Exercise requirements —
Scan the data. Collect each line that contains the word "icon".

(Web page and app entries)
-----
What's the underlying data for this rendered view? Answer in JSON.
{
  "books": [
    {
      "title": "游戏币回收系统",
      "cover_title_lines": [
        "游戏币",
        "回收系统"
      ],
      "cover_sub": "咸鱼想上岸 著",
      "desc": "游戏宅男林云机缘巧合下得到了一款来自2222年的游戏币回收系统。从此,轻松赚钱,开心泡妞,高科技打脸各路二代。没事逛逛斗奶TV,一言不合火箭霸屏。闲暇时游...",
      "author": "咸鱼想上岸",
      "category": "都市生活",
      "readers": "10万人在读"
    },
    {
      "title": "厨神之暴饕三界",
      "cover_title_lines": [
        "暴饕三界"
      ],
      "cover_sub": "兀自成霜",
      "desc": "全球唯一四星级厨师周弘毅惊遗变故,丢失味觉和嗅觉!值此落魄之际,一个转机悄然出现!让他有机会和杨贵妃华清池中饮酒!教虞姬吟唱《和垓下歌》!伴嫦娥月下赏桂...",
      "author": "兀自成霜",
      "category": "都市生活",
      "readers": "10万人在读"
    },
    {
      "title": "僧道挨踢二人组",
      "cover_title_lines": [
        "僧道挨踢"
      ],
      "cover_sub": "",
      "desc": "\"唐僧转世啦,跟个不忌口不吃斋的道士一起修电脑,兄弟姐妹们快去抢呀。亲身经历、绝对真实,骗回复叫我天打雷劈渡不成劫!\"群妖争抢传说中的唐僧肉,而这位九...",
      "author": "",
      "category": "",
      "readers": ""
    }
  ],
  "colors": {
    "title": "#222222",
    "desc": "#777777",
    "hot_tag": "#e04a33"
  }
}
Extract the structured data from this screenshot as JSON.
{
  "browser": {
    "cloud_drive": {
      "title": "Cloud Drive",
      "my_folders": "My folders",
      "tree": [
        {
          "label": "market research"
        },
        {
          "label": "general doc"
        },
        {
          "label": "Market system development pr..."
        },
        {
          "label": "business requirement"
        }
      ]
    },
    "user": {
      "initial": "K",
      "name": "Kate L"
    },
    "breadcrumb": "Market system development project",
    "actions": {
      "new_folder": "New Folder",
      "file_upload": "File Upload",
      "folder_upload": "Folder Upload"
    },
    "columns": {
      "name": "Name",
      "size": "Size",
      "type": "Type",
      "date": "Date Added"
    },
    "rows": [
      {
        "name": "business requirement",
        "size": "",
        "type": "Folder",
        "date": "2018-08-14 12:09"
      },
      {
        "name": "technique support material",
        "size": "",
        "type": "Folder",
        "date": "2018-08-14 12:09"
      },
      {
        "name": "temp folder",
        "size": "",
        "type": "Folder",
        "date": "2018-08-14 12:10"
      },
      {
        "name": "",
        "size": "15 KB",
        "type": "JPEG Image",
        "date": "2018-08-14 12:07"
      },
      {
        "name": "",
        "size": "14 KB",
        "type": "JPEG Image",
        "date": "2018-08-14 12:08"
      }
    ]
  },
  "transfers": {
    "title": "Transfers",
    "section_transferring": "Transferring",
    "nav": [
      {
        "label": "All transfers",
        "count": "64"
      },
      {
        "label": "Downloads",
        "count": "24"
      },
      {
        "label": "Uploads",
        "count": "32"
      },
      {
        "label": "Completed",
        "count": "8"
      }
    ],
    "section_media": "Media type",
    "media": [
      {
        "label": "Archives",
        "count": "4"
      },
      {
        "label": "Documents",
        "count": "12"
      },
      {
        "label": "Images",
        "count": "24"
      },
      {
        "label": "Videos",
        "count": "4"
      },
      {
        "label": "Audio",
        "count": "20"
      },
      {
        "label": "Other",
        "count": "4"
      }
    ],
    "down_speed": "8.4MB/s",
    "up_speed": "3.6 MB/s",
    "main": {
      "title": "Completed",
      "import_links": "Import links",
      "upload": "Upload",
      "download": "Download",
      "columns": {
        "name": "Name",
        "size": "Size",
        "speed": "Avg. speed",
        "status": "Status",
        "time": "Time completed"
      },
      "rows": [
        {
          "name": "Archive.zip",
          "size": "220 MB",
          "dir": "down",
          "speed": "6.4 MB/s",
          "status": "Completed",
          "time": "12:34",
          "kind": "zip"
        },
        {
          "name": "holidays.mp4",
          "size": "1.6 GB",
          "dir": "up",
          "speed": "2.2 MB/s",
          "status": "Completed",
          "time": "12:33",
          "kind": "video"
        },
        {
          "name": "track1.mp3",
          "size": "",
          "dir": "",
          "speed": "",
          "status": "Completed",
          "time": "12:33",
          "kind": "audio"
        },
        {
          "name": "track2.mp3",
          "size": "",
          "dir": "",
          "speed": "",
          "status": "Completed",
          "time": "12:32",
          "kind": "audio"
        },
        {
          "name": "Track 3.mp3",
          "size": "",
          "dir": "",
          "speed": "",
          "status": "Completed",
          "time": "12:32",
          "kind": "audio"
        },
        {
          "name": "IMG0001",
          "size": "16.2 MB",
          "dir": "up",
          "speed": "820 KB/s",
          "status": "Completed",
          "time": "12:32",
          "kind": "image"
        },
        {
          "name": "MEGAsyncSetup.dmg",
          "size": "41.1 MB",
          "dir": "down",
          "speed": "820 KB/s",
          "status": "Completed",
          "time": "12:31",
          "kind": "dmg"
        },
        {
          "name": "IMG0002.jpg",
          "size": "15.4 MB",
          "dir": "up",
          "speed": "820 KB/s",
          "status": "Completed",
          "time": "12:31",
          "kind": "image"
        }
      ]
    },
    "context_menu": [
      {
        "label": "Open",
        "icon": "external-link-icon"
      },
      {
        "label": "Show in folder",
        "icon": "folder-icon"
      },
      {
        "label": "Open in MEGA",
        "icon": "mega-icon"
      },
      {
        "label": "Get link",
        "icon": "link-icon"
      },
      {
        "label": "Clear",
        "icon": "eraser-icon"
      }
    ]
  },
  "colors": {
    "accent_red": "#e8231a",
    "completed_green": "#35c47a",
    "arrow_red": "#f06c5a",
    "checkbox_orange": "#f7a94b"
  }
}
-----
Response below —
        "icon": "external-link-icon"
        "icon": "folder-icon"
        "icon": "mega-icon"
        "icon": "link-icon"
        "icon": "eraser-icon"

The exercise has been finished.